What to do: The lines to copy are those in the listing below that contain the word "true".
- Opening Delimiter -
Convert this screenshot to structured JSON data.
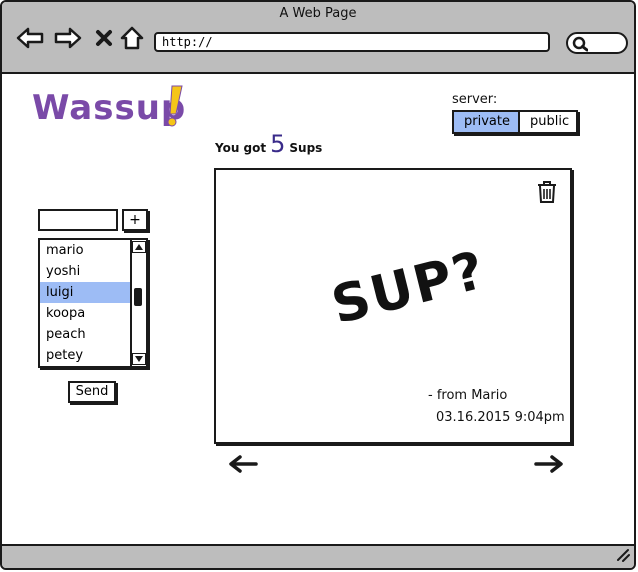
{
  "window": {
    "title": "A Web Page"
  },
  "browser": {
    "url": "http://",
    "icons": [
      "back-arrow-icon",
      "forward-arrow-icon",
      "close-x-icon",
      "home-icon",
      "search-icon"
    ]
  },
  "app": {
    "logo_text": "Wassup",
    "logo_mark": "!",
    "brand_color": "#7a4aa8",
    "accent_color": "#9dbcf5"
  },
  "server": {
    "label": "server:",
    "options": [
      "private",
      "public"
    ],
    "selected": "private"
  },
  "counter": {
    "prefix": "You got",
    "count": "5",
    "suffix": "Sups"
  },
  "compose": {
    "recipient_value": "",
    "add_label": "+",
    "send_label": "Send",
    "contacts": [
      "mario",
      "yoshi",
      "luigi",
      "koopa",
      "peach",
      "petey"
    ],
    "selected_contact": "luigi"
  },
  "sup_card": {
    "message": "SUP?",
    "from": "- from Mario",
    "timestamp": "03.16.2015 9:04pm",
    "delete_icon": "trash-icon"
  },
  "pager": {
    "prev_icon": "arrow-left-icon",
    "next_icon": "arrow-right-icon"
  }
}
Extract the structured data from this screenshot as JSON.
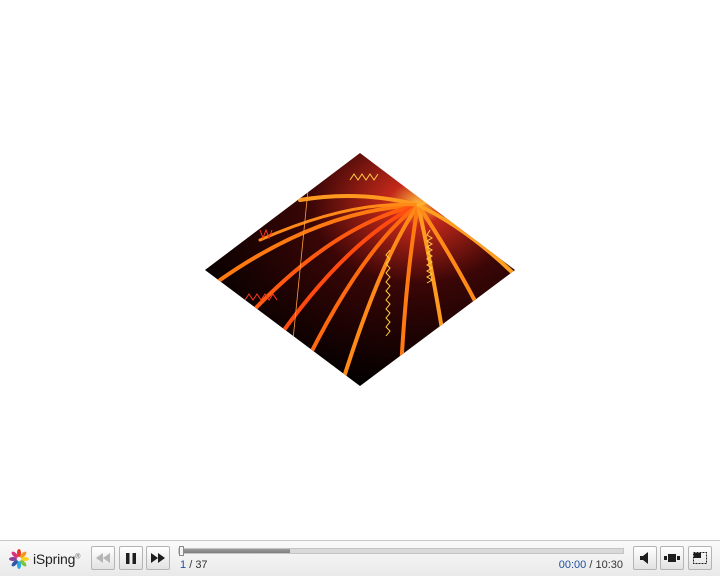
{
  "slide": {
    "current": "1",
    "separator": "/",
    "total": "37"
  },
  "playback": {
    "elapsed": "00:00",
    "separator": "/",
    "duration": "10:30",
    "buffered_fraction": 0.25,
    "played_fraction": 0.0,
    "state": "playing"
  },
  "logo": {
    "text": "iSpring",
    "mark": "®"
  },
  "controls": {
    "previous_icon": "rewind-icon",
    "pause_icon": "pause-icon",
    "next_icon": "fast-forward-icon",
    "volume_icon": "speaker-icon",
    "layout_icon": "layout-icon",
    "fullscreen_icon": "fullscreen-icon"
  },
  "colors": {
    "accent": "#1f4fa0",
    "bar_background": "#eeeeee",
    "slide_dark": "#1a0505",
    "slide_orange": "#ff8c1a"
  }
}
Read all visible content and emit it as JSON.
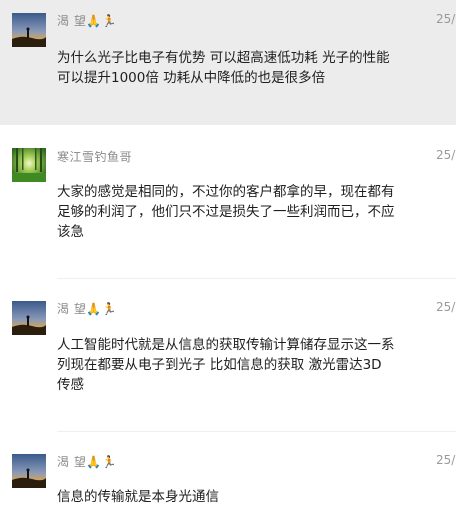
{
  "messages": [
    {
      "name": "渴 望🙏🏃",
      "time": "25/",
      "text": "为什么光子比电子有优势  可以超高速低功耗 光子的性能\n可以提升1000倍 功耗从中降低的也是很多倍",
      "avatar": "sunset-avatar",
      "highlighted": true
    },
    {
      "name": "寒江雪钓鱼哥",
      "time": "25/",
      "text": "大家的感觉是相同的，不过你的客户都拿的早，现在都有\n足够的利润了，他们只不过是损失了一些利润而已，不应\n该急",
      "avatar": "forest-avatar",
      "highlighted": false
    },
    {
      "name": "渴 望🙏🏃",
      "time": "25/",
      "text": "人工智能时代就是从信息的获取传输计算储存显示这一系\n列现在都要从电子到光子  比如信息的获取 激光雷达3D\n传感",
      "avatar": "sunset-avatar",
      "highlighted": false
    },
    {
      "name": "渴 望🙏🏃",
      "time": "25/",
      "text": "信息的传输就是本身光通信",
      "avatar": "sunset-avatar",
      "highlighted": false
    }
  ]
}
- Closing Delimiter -
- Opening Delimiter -
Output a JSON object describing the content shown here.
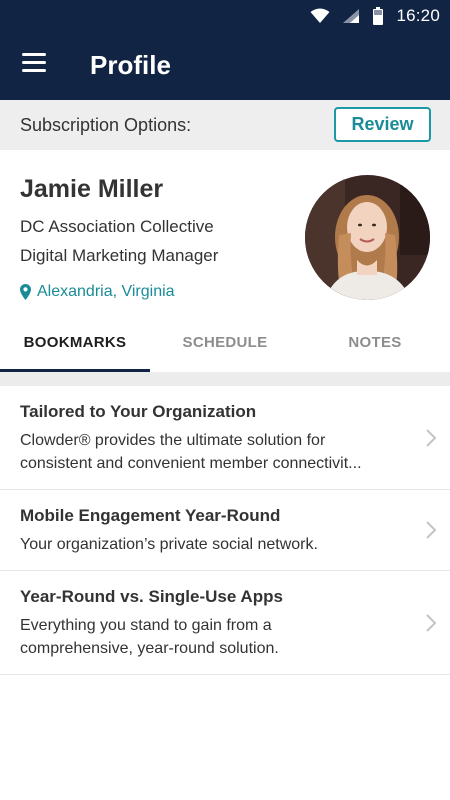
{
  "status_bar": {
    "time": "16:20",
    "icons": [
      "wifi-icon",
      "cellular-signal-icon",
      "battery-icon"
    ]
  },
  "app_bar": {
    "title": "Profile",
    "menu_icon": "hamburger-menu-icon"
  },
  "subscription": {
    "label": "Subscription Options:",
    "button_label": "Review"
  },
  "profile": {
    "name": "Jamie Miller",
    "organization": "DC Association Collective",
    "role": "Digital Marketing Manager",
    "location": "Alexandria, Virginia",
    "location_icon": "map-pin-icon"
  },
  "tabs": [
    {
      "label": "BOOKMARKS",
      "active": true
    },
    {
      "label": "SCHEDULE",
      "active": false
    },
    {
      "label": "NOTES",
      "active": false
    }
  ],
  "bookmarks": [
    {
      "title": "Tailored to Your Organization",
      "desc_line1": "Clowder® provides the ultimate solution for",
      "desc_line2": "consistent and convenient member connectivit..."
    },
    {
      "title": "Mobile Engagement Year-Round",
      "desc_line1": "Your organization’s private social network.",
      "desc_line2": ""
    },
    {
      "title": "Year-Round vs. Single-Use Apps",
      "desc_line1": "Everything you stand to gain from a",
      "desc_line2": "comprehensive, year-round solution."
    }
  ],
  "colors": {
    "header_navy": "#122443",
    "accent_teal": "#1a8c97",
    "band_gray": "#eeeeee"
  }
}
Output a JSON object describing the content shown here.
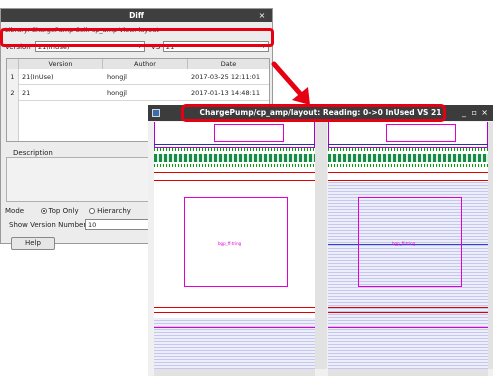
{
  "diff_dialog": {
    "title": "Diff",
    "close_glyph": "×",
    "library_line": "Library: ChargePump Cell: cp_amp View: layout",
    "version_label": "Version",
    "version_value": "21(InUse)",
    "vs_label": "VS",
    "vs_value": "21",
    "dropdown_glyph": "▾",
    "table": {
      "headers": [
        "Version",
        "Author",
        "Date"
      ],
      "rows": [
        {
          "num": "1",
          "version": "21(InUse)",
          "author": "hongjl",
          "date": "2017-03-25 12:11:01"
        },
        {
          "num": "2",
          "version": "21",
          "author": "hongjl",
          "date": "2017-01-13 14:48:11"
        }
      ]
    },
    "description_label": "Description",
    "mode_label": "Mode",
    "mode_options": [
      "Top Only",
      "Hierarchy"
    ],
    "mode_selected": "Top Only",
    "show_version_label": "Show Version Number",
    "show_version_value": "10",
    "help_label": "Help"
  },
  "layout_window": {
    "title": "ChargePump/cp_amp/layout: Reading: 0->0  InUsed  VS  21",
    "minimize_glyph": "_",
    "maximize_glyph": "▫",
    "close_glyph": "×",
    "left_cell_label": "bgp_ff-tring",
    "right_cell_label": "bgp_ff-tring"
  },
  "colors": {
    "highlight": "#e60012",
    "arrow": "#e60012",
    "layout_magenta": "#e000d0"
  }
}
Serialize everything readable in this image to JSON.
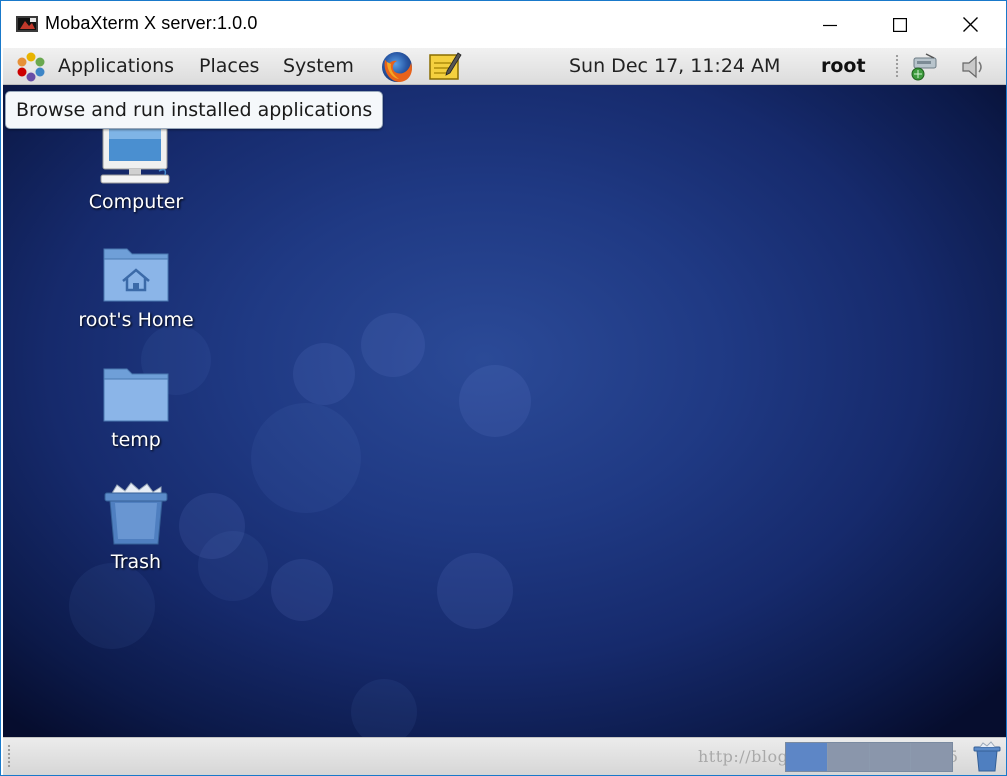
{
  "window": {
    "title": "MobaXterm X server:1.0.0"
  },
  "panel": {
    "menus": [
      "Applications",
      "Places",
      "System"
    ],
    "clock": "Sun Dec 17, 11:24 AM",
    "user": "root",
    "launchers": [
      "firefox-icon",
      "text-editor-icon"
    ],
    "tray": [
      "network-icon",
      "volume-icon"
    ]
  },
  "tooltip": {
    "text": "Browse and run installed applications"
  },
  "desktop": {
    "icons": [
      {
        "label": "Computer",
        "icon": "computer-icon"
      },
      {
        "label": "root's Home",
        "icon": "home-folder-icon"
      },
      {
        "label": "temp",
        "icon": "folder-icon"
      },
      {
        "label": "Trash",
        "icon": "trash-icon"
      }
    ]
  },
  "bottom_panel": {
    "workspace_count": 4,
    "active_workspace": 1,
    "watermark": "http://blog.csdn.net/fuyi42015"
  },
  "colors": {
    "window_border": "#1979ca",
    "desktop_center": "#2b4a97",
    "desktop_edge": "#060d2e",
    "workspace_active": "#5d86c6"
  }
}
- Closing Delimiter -
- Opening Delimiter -
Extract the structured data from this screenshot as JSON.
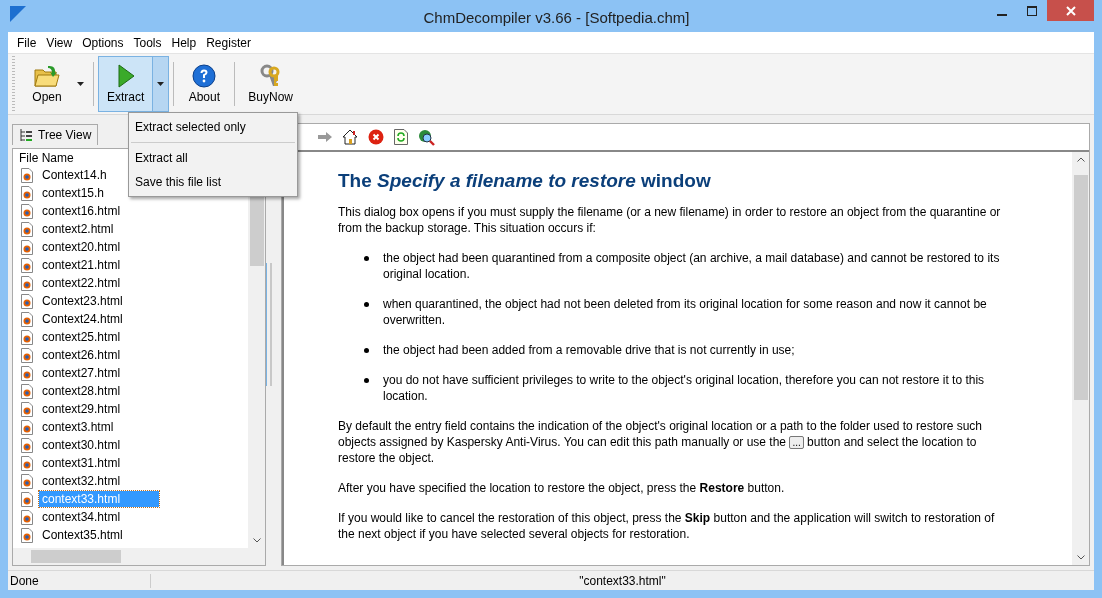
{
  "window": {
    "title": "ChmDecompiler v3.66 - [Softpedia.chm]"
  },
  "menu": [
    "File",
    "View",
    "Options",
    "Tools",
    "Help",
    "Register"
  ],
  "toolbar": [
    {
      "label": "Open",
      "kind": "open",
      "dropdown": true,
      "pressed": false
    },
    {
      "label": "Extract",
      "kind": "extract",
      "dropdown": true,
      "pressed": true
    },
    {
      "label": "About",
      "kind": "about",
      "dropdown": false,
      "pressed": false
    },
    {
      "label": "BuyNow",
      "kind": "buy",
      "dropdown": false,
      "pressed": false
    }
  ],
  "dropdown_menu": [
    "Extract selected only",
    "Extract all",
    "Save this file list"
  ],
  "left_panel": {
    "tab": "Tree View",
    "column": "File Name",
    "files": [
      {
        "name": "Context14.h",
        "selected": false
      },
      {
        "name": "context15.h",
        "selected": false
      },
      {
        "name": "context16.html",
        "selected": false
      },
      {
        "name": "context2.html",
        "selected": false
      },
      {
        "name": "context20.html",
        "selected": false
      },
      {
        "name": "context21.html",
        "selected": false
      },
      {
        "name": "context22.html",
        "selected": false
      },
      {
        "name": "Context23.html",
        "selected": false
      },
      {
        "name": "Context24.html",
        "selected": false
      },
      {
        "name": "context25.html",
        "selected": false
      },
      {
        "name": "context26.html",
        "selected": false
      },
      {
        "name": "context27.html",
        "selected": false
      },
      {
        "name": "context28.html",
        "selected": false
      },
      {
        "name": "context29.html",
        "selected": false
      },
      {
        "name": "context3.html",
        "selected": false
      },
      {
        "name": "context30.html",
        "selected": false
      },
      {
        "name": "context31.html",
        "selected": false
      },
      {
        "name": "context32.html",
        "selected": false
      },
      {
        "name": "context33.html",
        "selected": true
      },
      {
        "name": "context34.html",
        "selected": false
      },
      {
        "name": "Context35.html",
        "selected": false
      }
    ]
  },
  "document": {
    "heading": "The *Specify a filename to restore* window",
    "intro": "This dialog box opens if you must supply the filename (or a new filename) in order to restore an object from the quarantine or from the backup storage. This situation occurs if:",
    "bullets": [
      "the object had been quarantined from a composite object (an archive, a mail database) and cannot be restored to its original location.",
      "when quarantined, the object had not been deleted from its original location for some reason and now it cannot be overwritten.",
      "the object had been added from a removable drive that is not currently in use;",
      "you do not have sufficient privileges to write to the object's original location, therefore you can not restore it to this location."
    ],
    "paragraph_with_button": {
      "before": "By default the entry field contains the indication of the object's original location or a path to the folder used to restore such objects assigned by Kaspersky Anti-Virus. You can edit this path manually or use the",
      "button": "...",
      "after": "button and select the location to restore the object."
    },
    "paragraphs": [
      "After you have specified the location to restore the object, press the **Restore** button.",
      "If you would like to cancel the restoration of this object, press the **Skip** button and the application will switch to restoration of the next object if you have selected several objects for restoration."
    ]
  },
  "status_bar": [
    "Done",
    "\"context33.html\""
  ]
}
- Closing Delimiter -
Written solution:
      "highlighted": true
      "active": true
      "dropdown": true,
      "dropdown": true,
      "pressed": true
        "selected": true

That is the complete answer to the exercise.